There are also a further nine “Additional Registers” which have been deposited. These are Additional Registers, Indexes, and Volumes of Extracts, including the “Liber Antiquus” of Bishop Hugh of Wells (1209-1235) [Reference: DIOC/ADD REG/6], and Bishops’ Registers 1580-1607 [Reference: DIOC/ADD REG/1] and 1611-1641 [Reference: DIOC/ADD REG/3].
The Rolls and Registers form a continuous series until 1547 and give us a unique picture of one of the largest medieval dioceses in Western Christendom. They hold up a mirror to events happening on a national and international scene. The number of clerical deaths noted in 1349, for instance, indicates the effect of the Black Death. Social details can also be found in the registers. Bishop Sutton’s register notes the excuses for why people could not attend the parish church - one of which being because the person concerned was ‘too ill’ and his wife was ‘too fat’! Given the international nature of the medieval church, the pre-Reformation registers contain references to persons, religious orders and places, both elsewhere in England and abroad, such as the Hospital of S Spirito in Saxia (Italy) [References: DIOC/REG/3 folios 284v, 315 etc] and the order of St Mary of Bethlehem [Reference: DIOC/REG/3 folio 48].

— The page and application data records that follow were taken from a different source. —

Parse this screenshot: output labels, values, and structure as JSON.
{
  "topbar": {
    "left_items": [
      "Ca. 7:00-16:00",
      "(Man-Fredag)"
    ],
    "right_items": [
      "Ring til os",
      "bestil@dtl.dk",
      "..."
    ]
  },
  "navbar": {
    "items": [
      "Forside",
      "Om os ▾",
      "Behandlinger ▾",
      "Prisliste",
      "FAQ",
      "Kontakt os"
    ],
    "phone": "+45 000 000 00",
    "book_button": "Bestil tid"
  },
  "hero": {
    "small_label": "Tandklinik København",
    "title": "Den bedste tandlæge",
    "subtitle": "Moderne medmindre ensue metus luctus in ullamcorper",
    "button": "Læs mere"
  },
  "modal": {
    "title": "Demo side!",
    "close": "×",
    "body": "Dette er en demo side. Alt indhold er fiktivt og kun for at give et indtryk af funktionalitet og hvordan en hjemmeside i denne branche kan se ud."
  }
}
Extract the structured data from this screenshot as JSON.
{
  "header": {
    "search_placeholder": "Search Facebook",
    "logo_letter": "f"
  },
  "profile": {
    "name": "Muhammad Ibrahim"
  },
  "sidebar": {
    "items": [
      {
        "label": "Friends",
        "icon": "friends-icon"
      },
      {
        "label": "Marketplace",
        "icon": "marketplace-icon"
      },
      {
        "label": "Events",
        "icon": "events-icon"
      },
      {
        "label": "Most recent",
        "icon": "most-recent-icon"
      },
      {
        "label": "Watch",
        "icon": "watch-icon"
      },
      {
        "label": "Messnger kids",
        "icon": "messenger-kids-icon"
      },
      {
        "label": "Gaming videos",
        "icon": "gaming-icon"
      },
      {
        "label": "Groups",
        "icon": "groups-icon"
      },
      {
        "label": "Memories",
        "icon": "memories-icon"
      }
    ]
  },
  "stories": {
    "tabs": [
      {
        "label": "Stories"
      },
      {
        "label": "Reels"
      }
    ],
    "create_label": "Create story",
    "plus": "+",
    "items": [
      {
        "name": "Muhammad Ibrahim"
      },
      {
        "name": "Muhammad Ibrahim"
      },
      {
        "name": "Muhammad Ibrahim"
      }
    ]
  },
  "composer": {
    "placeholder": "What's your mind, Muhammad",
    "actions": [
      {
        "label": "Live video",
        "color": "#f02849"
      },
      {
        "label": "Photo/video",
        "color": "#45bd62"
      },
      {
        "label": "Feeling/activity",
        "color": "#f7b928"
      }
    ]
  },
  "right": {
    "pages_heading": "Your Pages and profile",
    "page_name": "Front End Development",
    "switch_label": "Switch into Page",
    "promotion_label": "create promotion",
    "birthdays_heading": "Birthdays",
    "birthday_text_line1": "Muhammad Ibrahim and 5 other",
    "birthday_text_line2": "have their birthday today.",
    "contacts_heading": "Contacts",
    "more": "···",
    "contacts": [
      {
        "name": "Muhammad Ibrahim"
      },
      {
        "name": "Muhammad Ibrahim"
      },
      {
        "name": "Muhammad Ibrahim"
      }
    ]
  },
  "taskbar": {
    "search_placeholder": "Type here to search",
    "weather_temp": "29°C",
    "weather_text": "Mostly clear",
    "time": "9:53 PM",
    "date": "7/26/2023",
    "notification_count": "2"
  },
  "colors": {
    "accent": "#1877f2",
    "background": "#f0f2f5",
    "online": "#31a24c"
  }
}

With the exception of some gaps during the Reformation of the mid Sixteenth century, a break during the abolition of the Episcopacy [1646-1660], and some sede vacante periods when there was no bishop, the deposited Registers continue in an unbroken run up to the mid-twentieth century.
Other than details of inductions to benefices prior to 1663 there are no comprehensive indexes to the registers. Some of the later registers contain contemporary indexes of benefices, subjects and names of persons ordained.